We Need to Talk – Sober

Imogen Clarke discusses the relationship between alcohol and honesty.

“We need to talk.” These four little words have rarely, if ever, been known to end well. So why is it that after sinking a bottle of wine (or two), we think that having these serious conversations will be totally peachy? I mean, it’s not like alcohol has ever made people irrational, over-emotional or totally incoherent.


The situations this arises in are endless. That thing your flatmate did that niggled you three weeks ago and you aren’t quite over: Why not chin that Pablo and call them out on it? Or that ex who wronged you and got away lightly. Why not order a couple of tequila shots and set the score straight? Or maybe it’s just someone whose mere presence irritates you. Double vodka and you’re away.

Why do we do this? It might be a courage thing. All those little things we’re too polite to say or too afraid to say in case we hurt or offend someone just slip out as our tongues get a little loose. Sometimes that extra courage is a good thing; it encourages us to stand up for ourselves, to speak up for what’s right and slam down what’s wrong. I’ve seen plenty of bullies and bigoted morons get deservedly shut down in the middle of a bar by someone who, if sober, wouldn’t even have opened their mouth.

But sometimes it just turns us into total dicks.

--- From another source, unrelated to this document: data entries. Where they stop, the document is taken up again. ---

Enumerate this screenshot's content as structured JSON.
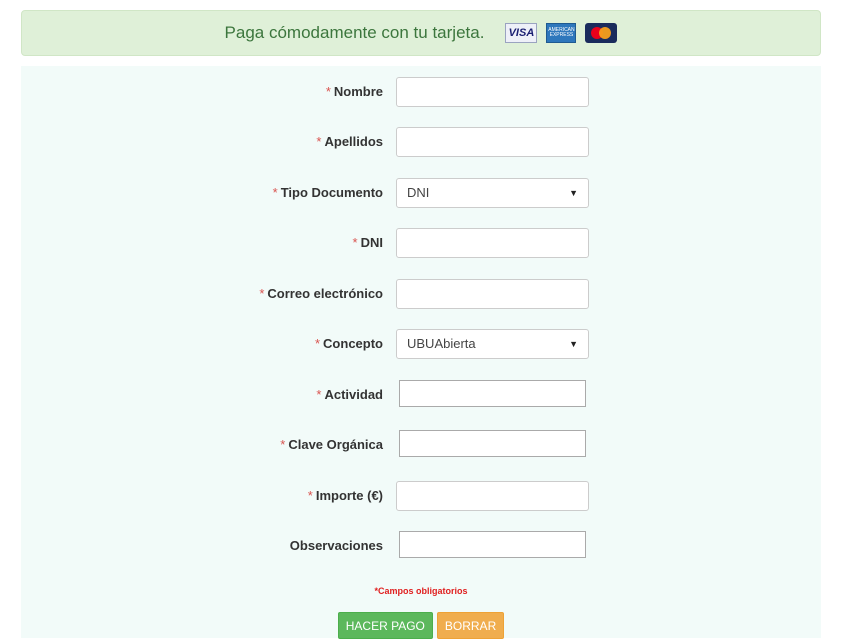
{
  "banner": {
    "text": "Paga cómodamente con tu tarjeta.",
    "cards": [
      {
        "name": "visa-card-icon",
        "label": "VISA"
      },
      {
        "name": "amex-card-icon",
        "label": "AMERICAN EXPRESS"
      },
      {
        "name": "mastercard-card-icon",
        "label": ""
      }
    ],
    "color": "#dff0d8",
    "text_color": "#3c763d"
  },
  "form": {
    "required_marker": "*",
    "fields": [
      {
        "label": "Nombre",
        "required": true,
        "type": "text",
        "value": ""
      },
      {
        "label": "Apellidos",
        "required": true,
        "type": "text",
        "value": ""
      },
      {
        "label": "Tipo Documento",
        "required": true,
        "type": "select",
        "value": "DNI"
      },
      {
        "label": "DNI",
        "required": true,
        "type": "text",
        "value": ""
      },
      {
        "label": "Correo electrónico",
        "required": true,
        "type": "text",
        "value": ""
      },
      {
        "label": "Concepto",
        "required": true,
        "type": "select",
        "value": "UBUAbierta"
      },
      {
        "label": "Actividad",
        "required": true,
        "type": "text",
        "value": ""
      },
      {
        "label": "Clave Orgánica",
        "required": true,
        "type": "text",
        "value": ""
      },
      {
        "label": "Importe (€)",
        "required": true,
        "type": "text",
        "value": ""
      },
      {
        "label": "Observaciones",
        "required": false,
        "type": "text",
        "value": ""
      }
    ],
    "required_note": "*Campos obligatorios",
    "background": "#f2fbf9"
  },
  "buttons": {
    "submit": "HACER PAGO",
    "reset": "BORRAR",
    "submit_color": "#5cb85c",
    "reset_color": "#f0ad4e"
  }
}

That conscience that sits in our head and tells us it’s a bad idea to say what we’re thinking has a purpose. Whether an opinion is borderline offensive, outright insulting or, quite frankly, none of your business, alcohol doesn’t make it suddenly okay. If anything, it makes it worse.

Most of all, what’s the actual point in that conversation? Nine times out of ten you’ll just create aggro without either of you really remembering the conversation, or remembering key phrases totally out of context. The situation will never truly be resolved. You’ll probably then drink more, so you remember even less. It’s a deep, dark spiral that finally finishes with you sat crying in the middle of the street (guilty) or spewing your Dervish into the nearest bin (also guilty).

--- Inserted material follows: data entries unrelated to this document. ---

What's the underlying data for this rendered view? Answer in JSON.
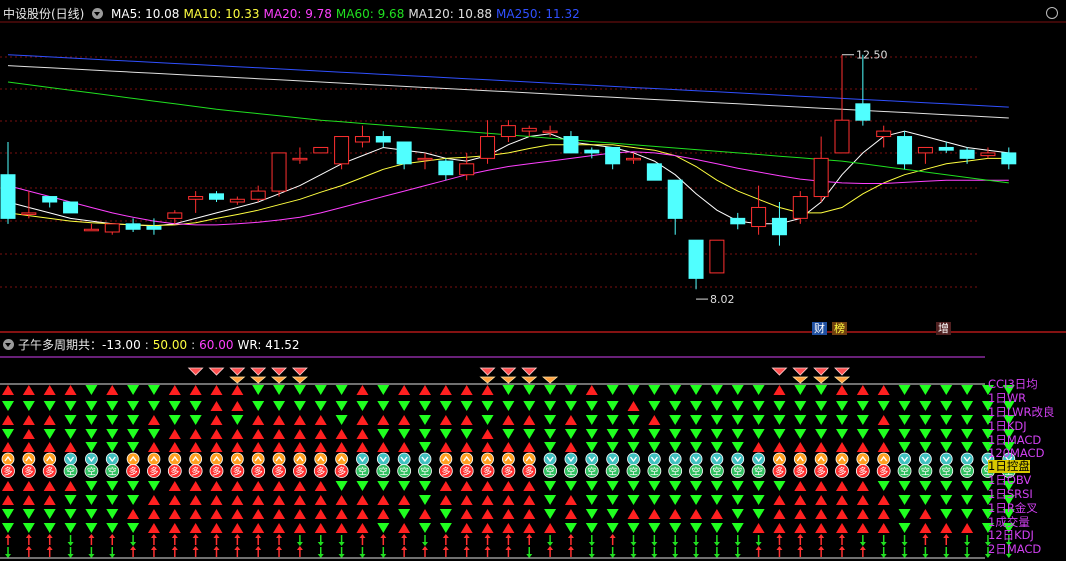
{
  "main_pane": {
    "title": "中设股份(日线)",
    "ma_labels": [
      {
        "text": "MA5: 10.08",
        "color": "#ffffff"
      },
      {
        "text": "MA10: 10.33",
        "color": "#ffff40"
      },
      {
        "text": "MA20: 9.78",
        "color": "#ff40ff"
      },
      {
        "text": "MA60: 9.68",
        "color": "#20e020"
      },
      {
        "text": "MA120: 10.88",
        "color": "#e0e0e0"
      },
      {
        "text": "MA250: 11.32",
        "color": "#3050ff"
      }
    ],
    "high_label": "12.50",
    "low_label": "8.02",
    "event_tags": [
      {
        "text": "财",
        "bg": "#2050a0",
        "color": "#ffffff"
      },
      {
        "text": "榜",
        "bg": "#704010",
        "color": "#ffff40"
      },
      {
        "text": "增",
        "bg": "#502020",
        "color": "#ffffff"
      }
    ]
  },
  "sub_pane": {
    "title": "子午多周期共：",
    "values": [
      {
        "text": "-13.00",
        "color": "#ffffff"
      },
      {
        "text": "50.00",
        "color": "#ffff40"
      },
      {
        "text": "60.00",
        "color": "#ff40ff"
      },
      {
        "text": "WR: 41.52",
        "color": "#ffffff"
      }
    ],
    "row_labels": [
      "CCI3日均",
      "1日WR",
      "1日LWR改良",
      "1日KDJ",
      "1日MACD",
      "120MACD",
      "1日控盘",
      "1日OBV",
      "1日SRSI",
      "1日R金叉",
      "1成交量",
      "12日KDJ",
      "2日MACD"
    ],
    "selected_row": 6,
    "badge_up": "多",
    "badge_down": "空"
  },
  "colors": {
    "up": "#ff3030",
    "down": "#50ffff",
    "ma5": "#ffffff",
    "ma10": "#ffff40",
    "ma20": "#ff40ff",
    "ma60": "#20e020",
    "ma120": "#e0e0e0",
    "ma250": "#3050ff"
  },
  "chart_data": {
    "type": "candlestick",
    "ylim": [
      7.6,
      13.1
    ],
    "candles": [
      [
        10.3,
        10.9,
        9.5,
        9.4
      ],
      [
        9.6,
        10.0,
        9.6,
        9.5
      ],
      [
        9.9,
        9.9,
        9.8,
        9.7
      ],
      [
        9.8,
        9.8,
        9.6,
        9.6
      ],
      [
        9.3,
        9.4,
        9.3,
        9.3
      ],
      [
        9.25,
        9.4,
        9.4,
        9.2
      ],
      [
        9.4,
        9.5,
        9.3,
        9.25
      ],
      [
        9.35,
        9.5,
        9.3,
        9.2
      ],
      [
        9.5,
        9.65,
        9.6,
        9.4
      ],
      [
        9.85,
        10.0,
        9.9,
        9.6
      ],
      [
        9.95,
        10.0,
        9.85,
        9.8
      ],
      [
        9.8,
        9.9,
        9.85,
        9.75
      ],
      [
        9.85,
        10.1,
        10.0,
        9.8
      ],
      [
        10.0,
        10.7,
        10.7,
        9.9
      ],
      [
        10.6,
        10.8,
        10.6,
        10.5
      ],
      [
        10.7,
        10.8,
        10.8,
        10.7
      ],
      [
        10.5,
        11.0,
        11.0,
        10.4
      ],
      [
        10.9,
        11.2,
        11.0,
        10.8
      ],
      [
        11.0,
        11.1,
        10.9,
        10.8
      ],
      [
        10.9,
        10.9,
        10.5,
        10.4
      ],
      [
        10.6,
        10.7,
        10.6,
        10.4
      ],
      [
        10.55,
        10.6,
        10.3,
        10.2
      ],
      [
        10.3,
        10.7,
        10.5,
        10.2
      ],
      [
        10.6,
        11.3,
        11.0,
        10.5
      ],
      [
        11.0,
        11.3,
        11.2,
        10.9
      ],
      [
        11.1,
        11.2,
        11.15,
        11.0
      ],
      [
        11.1,
        11.2,
        11.1,
        11.0
      ],
      [
        11.0,
        11.1,
        10.7,
        10.7
      ],
      [
        10.75,
        10.8,
        10.7,
        10.6
      ],
      [
        10.8,
        10.8,
        10.5,
        10.4
      ],
      [
        10.6,
        10.7,
        10.6,
        10.5
      ],
      [
        10.5,
        10.5,
        10.2,
        10.2
      ],
      [
        10.2,
        10.2,
        9.5,
        9.2
      ],
      [
        9.1,
        9.1,
        8.4,
        8.2
      ],
      [
        8.5,
        9.1,
        9.1,
        8.5
      ],
      [
        9.5,
        9.6,
        9.4,
        9.3
      ],
      [
        9.35,
        10.1,
        9.7,
        9.2
      ],
      [
        9.5,
        9.8,
        9.2,
        9.0
      ],
      [
        9.5,
        10.0,
        9.9,
        9.4
      ],
      [
        9.9,
        11.0,
        10.6,
        9.8
      ],
      [
        10.7,
        12.5,
        11.3,
        10.7
      ],
      [
        11.6,
        12.5,
        11.3,
        11.2
      ],
      [
        11.0,
        11.2,
        11.1,
        10.8
      ],
      [
        11.0,
        11.1,
        10.5,
        10.4
      ],
      [
        10.7,
        10.8,
        10.8,
        10.5
      ],
      [
        10.8,
        10.9,
        10.75,
        10.7
      ],
      [
        10.75,
        10.8,
        10.6,
        10.5
      ],
      [
        10.65,
        10.8,
        10.7,
        10.6
      ],
      [
        10.7,
        10.8,
        10.5,
        10.4
      ]
    ],
    "series": [
      {
        "name": "MA5",
        "values": [
          9.8,
          9.7,
          9.6,
          9.5,
          9.45,
          9.4,
          9.38,
          9.36,
          9.4,
          9.5,
          9.6,
          9.7,
          9.8,
          9.95,
          10.1,
          10.3,
          10.5,
          10.65,
          10.8,
          10.75,
          10.7,
          10.6,
          10.55,
          10.65,
          10.85,
          11.0,
          11.05,
          10.9,
          10.85,
          10.8,
          10.7,
          10.55,
          10.3,
          9.95,
          9.65,
          9.45,
          9.4,
          9.4,
          9.5,
          9.8,
          10.3,
          10.7,
          11.0,
          11.1,
          11.0,
          10.9,
          10.8,
          10.75,
          10.7
        ]
      },
      {
        "name": "MA10",
        "values": [
          9.6,
          9.55,
          9.5,
          9.45,
          9.42,
          9.4,
          9.38,
          9.37,
          9.38,
          9.42,
          9.5,
          9.57,
          9.65,
          9.75,
          9.85,
          9.98,
          10.1,
          10.25,
          10.4,
          10.5,
          10.55,
          10.6,
          10.62,
          10.65,
          10.7,
          10.78,
          10.85,
          10.85,
          10.85,
          10.85,
          10.8,
          10.75,
          10.65,
          10.45,
          10.2,
          10.0,
          9.85,
          9.7,
          9.6,
          9.6,
          9.7,
          9.95,
          10.15,
          10.3,
          10.4,
          10.5,
          10.55,
          10.6,
          10.6
        ]
      },
      {
        "name": "MA20",
        "values": [
          10.1,
          10.0,
          9.9,
          9.8,
          9.7,
          9.6,
          9.52,
          9.45,
          9.4,
          9.38,
          9.38,
          9.4,
          9.43,
          9.47,
          9.52,
          9.6,
          9.7,
          9.8,
          9.9,
          10.0,
          10.1,
          10.2,
          10.3,
          10.38,
          10.45,
          10.5,
          10.55,
          10.6,
          10.65,
          10.7,
          10.72,
          10.7,
          10.65,
          10.58,
          10.5,
          10.42,
          10.35,
          10.28,
          10.22,
          10.18,
          10.15,
          10.14,
          10.14,
          10.16,
          10.18,
          10.2,
          10.2,
          10.2,
          10.2
        ]
      },
      {
        "name": "MA60",
        "values": [
          12.0,
          11.95,
          11.9,
          11.85,
          11.8,
          11.75,
          11.7,
          11.65,
          11.6,
          11.55,
          11.5,
          11.46,
          11.42,
          11.38,
          11.34,
          11.3,
          11.27,
          11.24,
          11.21,
          11.18,
          11.15,
          11.12,
          11.09,
          11.06,
          11.03,
          11.0,
          10.97,
          10.94,
          10.91,
          10.88,
          10.85,
          10.82,
          10.79,
          10.76,
          10.73,
          10.7,
          10.67,
          10.64,
          10.61,
          10.58,
          10.55,
          10.5,
          10.45,
          10.4,
          10.35,
          10.3,
          10.25,
          10.2,
          10.15
        ]
      },
      {
        "name": "MA120",
        "values": [
          12.3,
          12.28,
          12.26,
          12.24,
          12.22,
          12.2,
          12.18,
          12.16,
          12.14,
          12.12,
          12.1,
          12.08,
          12.06,
          12.04,
          12.02,
          12.0,
          11.98,
          11.96,
          11.94,
          11.92,
          11.9,
          11.88,
          11.86,
          11.84,
          11.82,
          11.8,
          11.78,
          11.76,
          11.74,
          11.72,
          11.7,
          11.68,
          11.66,
          11.64,
          11.62,
          11.6,
          11.58,
          11.56,
          11.54,
          11.52,
          11.5,
          11.48,
          11.46,
          11.44,
          11.42,
          11.4,
          11.38,
          11.36,
          11.34
        ]
      },
      {
        "name": "MA250",
        "values": [
          12.5,
          12.48,
          12.46,
          12.44,
          12.42,
          12.4,
          12.38,
          12.36,
          12.34,
          12.32,
          12.3,
          12.28,
          12.26,
          12.24,
          12.22,
          12.2,
          12.18,
          12.16,
          12.14,
          12.12,
          12.1,
          12.08,
          12.06,
          12.04,
          12.02,
          12.0,
          11.98,
          11.96,
          11.94,
          11.92,
          11.9,
          11.88,
          11.86,
          11.84,
          11.82,
          11.8,
          11.78,
          11.76,
          11.74,
          11.72,
          11.7,
          11.68,
          11.66,
          11.64,
          11.62,
          11.6,
          11.58,
          11.56,
          11.54
        ]
      }
    ],
    "signals": {
      "gem_top": "0000000001111110000000011100000000000111100000000",
      "gem_bottom": "0000000000011110000000011110000000000011100000000",
      "rows": [
        "UUUUDUDDUUUUDDDDDUDUUUUUDDDDUDDDDDDDDUDDUUUDDDDDD",
        "DDDDDDDDDDUUDDDDDDDDDDDDDDDDDDUDDDDDDDDDDDDDDDDDD",
        "UUUDDDDUDDUDUUUUDUUUDUUDUUDUDDDUDDDDDDDDDDUDDDDDD",
        "DUDDDDDDUUUUUUUUUUDDDDDUDDDDDDDDDDDDDDDDDDDDDDDDD",
        "UUUUDDDUUUUUUUUUUUUUDUUUUUDUDDDDDDDDUUUUUUUDDDDDD",
        "UUUDDDUUUUUUUUUUUDDDDUUUUUDDDDDDDDDDDUUUUUUDDDDDD",
        "UUUDDDUUUUUUUUUUUDDDDUUUUUDDDDDDDDDDDUUUUUUDDDDDD",
        "UUUUDDDDUUUUUUUUDDDDDUUUUUDDDDDDDDDDDDUUUUDDDDDDD",
        "UUUDDDDUUUUUUUUUUUUUDUUUUUDUDDDDDDDDDUUUUUUDDDDDD",
        "DDDDDDUUUUUUUUUUUUUDUDUUUUDUDDUUUUUDDUUUUUUDUDDDD",
        "DDDDDDDUUUUUUUUUUUDUDDUUUUUDDDDDDDDDUUUUUUUDUUUDD",
        "UUUDUUDUUUUUUUDDDUUUDUUUUUDUDUDDDDDDDUUUUDDDUUDDD",
        "DUUDDDUUUUUUUUUDDDDUUUUUUDUUDDDDDDDDUUUUUUDDDDDDD"
      ]
    }
  }
}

Lowering inhibitions is the blessing and the curse of alcohol, which as a result tends to be the stimulus for both the best and worst nights out. So learn from my mistakes, since I fail to learn from them myself. Next time that niggle appears in the back of your mind, stifle it until you’re sober and then keep your opinions to yourself. Please.



Leave a Reply

Your email address will not be published. Required fields are marked *

The Stand